— REQUIRED ACTION —
Only an exact retyping of all the entries counts as an answer.

Dataset rows for apps and sites
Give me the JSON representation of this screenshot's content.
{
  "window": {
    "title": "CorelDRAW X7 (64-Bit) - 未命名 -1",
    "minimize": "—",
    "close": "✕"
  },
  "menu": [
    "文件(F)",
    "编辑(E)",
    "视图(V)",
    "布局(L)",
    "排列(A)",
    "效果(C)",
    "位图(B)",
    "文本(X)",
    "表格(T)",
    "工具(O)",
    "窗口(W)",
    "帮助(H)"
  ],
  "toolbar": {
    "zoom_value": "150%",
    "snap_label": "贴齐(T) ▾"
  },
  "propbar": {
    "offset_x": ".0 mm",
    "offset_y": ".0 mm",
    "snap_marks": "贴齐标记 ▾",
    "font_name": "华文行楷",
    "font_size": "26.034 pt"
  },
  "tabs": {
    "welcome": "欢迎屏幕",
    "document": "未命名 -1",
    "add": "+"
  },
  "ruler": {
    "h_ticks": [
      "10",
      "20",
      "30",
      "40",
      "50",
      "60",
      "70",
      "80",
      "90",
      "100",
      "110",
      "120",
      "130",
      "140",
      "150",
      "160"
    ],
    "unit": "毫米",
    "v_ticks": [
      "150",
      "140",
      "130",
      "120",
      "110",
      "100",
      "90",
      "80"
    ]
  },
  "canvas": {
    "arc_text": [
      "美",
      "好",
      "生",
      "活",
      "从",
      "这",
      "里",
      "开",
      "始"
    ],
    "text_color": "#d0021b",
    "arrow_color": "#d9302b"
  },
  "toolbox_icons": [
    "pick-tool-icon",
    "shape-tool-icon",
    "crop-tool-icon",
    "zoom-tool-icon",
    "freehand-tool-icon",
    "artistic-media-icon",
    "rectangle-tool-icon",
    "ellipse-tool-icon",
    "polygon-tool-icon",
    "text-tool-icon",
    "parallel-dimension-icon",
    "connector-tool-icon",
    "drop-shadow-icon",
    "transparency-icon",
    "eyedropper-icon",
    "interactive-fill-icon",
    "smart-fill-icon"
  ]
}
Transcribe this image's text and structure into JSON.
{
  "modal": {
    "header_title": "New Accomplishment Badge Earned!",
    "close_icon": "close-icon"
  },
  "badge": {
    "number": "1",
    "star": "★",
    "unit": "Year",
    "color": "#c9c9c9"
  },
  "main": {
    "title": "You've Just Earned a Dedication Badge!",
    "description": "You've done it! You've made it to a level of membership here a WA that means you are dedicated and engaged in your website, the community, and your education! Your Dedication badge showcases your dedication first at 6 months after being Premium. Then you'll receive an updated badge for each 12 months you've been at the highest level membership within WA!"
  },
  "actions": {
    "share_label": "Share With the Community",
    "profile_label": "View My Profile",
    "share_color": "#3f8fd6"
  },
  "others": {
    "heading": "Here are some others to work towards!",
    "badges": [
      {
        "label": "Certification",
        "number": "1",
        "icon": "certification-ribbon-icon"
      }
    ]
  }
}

— SOLUTION TO THIS PROBLEM —
Give me the JSON representation of this screenshot's content.
{
  "window": {
    "title": "CorelDRAW X7 (64-Bit) - 未命名 -1",
    "minimize": "—",
    "close": "✕"
  },
  "menu": [
    "文件(F)",
    "编辑(E)",
    "视图(V)",
    "布局(L)",
    "排列(A)",
    "效果(C)",
    "位图(B)",
    "文本(X)",
    "表格(T)",
    "工具(O)",
    "窗口(W)",
    "帮助(H)"
  ],
  "toolbar": {
    "zoom_value": "150%",
    "snap_label": "贴齐(T) ▾"
  },
  "propbar": {
    "offset_x": ".0 mm",
    "offset_y": ".0 mm",
    "snap_marks": "贴齐标记 ▾",
    "font_name": "华文行楷",
    "font_size": "26.034 pt"
  },
  "tabs": {
    "welcome": "欢迎屏幕",
    "document": "未命名 -1",
    "add": "+"
  },
  "ruler": {
    "h_ticks": [
      "10",
      "20",
      "30",
      "40",
      "50",
      "60",
      "70",
      "80",
      "90",
      "100",
      "110",
      "120",
      "130",
      "140",
      "150",
      "160"
    ],
    "unit": "毫米",
    "v_ticks": [
      "150",
      "140",
      "130",
      "120",
      "110",
      "100",
      "90",
      "80"
    ]
  },
  "canvas": {
    "arc_text": [
      "美",
      "好",
      "生",
      "活",
      "从",
      "这",
      "里",
      "开",
      "始"
    ],
    "text_color": "#d0021b",
    "arrow_color": "#d9302b"
  },
  "toolbox_icons": [
    "pick-tool-icon",
    "shape-tool-icon",
    "crop-tool-icon",
    "zoom-tool-icon",
    "freehand-tool-icon",
    "artistic-media-icon",
    "rectangle-tool-icon",
    "ellipse-tool-icon",
    "polygon-tool-icon",
    "text-tool-icon",
    "parallel-dimension-icon",
    "connector-tool-icon",
    "drop-shadow-icon",
    "transparency-icon",
    "eyedropper-icon",
    "interactive-fill-icon",
    "smart-fill-icon"
  ]
}
Transcribe this image's text and structure into JSON.
{
  "modal": {
    "header_title": "New Accomplishment Badge Earned!",
    "close_icon": "close-icon"
  },
  "badge": {
    "number": "1",
    "star": "★",
    "unit": "Year",
    "color": "#c9c9c9"
  },
  "main": {
    "title": "You've Just Earned a Dedication Badge!",
    "description": "You've done it! You've made it to a level of membership here a WA that means you are dedicated and engaged in your website, the community, and your education! Your Dedication badge showcases your dedication first at 6 months after being Premium. Then you'll receive an updated badge for each 12 months you've been at the highest level membership within WA!"
  },
  "actions": {
    "share_label": "Share With the Community",
    "profile_label": "View My Profile",
    "share_color": "#3f8fd6"
  },
  "others": {
    "heading": "Here are some others to work towards!",
    "badges": [
      {
        "label": "Certification",
        "number": "1",
        "icon": "certification-ribbon-icon"
      }
    ]
  }
}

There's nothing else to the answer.